[video clip, from 4:00 to 4:19] https://youtu.be/XXPilumTAhg?start=241&end=259
The Atlanta Journal-Constitution, reflecting on the event, stated that Atlanta Pop put the South on the map of the rock music industry. Not only that, but immediately after the festival, the newspaper encouraged the event to occur again, as “a full music diet is good for a city.” The joy for music and community on display over Independence Day weekend, 1969, opened minds. Historian Mark Kemp, himself an attendee of the festival, stated that the festival’s greatest impact was how it showed that in the American South, which outsiders viewed as closed-minded, the hippie movement had flourished. “We may have felt like freaks, but now we knew we weren’t the only freaks.”
 “The Atlanta International Pop Festival,” The Kudzu (Jackson, MS), July 1969.
 The Atlanta International Pop Festival, “On July 4 and 5 at the Atlanta Raceway,” advertisement. https://www.ledzeppelin.com/sites/g/files/g2000013721/files/2022-04/atl…
 Edmondson, Patrick, “Atlanta Pop Festival 1969,” The Strip Project (blog). February 13, 2014. http://www.thestripproject.com/atlanta-pop-festival-1969/
 “July 4, 1969: Atlanta International Pop Festival Rocks,” Best Classic Bands, July 4, 2015. https://bestclassicbands.com/atlanta-international-pop-festival-1969-7-…
 Edmondson, “Atlanta Pop Festival 1969.”
 Moore, Booby, “Atlanta International Pop Festival 1969, part I,” Stomp and Stammer.

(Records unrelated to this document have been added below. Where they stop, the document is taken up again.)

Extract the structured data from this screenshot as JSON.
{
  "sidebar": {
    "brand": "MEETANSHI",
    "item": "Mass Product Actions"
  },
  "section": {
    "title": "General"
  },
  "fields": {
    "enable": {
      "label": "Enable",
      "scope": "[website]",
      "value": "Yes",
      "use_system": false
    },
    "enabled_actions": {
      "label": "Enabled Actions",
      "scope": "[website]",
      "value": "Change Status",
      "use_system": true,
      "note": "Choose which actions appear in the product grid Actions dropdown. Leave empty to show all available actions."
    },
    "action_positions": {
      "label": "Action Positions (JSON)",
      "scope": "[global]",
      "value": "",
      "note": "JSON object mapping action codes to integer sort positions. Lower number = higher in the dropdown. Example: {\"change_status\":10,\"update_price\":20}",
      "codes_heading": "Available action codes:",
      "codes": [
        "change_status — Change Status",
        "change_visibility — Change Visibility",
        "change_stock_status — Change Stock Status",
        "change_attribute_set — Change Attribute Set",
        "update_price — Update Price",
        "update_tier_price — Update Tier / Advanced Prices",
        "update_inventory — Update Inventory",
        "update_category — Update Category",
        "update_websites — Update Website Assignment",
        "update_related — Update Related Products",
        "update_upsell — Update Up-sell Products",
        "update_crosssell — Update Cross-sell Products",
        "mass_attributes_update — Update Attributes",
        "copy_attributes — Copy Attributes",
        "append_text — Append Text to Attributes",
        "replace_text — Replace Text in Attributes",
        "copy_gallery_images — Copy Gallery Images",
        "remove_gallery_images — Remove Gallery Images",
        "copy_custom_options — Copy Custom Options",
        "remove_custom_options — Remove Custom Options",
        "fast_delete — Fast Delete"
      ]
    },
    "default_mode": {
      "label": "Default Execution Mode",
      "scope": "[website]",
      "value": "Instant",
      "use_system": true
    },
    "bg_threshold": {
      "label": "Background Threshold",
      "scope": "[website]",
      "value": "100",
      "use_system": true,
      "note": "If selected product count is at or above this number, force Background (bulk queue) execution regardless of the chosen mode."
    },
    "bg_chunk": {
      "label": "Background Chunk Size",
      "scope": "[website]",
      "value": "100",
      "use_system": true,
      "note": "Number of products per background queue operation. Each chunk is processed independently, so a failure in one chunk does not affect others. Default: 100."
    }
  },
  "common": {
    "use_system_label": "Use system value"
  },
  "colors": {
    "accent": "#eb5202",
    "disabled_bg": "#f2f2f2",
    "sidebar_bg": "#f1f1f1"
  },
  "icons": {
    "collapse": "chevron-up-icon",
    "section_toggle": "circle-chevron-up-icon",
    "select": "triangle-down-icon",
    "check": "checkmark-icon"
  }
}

June 30, 2019. https://stompandstammer.com/feature-stories/atlanta-international-pop-f…
 Edmondson, “Atlanta Pop Festival 1969.”
 “Music Fans Stay Orderly Despite Heat, Wine, and Drugs,” Atlanta Journal-Constitution, July 6, 1969.
 “The Atlanta International Pop Festival,” The Kudzu.
 Knippenberg, J. The Atlanta Inquirer, July 1969.
 “The Atlanta International Pop Festival,” The Kudzu.